START Task material
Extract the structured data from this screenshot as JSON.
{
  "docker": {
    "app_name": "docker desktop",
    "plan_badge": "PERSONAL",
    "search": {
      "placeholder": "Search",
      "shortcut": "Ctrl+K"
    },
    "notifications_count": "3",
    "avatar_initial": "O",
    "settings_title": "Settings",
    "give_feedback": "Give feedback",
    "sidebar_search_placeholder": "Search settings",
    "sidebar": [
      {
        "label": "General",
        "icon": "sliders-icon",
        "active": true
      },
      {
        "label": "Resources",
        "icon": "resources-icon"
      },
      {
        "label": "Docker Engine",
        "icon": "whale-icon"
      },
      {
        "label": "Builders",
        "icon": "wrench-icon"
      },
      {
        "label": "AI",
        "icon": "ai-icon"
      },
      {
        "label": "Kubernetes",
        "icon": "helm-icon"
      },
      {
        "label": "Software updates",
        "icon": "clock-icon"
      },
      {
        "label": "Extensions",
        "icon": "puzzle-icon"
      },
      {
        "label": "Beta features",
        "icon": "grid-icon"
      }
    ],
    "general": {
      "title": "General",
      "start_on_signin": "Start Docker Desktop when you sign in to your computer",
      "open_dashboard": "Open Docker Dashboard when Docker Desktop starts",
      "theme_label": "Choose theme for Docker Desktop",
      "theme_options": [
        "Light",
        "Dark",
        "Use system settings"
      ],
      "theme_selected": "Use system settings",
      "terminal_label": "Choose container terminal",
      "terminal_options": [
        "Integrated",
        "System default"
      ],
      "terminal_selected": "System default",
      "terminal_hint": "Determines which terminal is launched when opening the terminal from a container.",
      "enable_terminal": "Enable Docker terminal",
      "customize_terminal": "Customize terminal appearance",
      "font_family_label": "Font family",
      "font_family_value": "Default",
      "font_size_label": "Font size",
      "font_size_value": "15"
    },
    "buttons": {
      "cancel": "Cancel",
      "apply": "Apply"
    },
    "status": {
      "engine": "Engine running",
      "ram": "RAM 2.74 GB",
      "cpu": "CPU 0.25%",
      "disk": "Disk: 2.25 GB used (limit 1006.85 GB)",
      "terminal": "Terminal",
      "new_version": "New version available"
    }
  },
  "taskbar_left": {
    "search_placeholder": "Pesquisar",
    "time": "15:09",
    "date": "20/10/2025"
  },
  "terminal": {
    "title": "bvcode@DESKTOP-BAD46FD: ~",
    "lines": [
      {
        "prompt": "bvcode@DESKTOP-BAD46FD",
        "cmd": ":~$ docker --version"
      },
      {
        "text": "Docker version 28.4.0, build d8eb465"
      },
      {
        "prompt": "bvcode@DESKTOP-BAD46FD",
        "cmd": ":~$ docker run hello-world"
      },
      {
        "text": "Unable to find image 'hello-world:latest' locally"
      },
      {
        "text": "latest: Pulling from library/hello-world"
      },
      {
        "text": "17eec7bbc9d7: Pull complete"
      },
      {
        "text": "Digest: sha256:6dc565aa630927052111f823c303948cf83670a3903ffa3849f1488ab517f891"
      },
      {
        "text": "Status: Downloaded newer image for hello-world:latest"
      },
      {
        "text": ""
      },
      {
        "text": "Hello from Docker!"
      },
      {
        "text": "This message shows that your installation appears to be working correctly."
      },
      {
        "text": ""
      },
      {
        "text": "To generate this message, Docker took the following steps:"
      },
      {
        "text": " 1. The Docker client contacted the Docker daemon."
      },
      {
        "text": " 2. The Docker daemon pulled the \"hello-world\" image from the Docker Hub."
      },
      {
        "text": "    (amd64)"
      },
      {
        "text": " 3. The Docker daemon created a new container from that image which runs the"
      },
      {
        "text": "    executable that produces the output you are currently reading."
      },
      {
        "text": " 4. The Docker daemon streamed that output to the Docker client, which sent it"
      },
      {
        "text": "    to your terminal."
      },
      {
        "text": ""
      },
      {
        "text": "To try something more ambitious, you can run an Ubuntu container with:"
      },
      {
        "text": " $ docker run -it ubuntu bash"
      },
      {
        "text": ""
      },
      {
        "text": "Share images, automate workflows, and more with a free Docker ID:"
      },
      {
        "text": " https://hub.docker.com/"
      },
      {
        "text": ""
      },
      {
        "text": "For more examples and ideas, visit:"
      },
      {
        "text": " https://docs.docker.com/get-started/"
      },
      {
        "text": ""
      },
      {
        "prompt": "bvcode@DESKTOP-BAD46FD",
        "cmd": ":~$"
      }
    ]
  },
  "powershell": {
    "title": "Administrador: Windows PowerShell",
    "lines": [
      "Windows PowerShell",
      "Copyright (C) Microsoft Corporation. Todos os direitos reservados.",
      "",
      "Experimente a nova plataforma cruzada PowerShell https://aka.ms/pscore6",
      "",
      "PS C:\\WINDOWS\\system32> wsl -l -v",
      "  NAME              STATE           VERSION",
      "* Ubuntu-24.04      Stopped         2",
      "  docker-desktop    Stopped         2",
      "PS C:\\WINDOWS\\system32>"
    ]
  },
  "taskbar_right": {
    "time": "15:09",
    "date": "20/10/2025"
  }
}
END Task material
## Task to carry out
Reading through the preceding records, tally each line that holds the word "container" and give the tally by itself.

## Answer to this task
4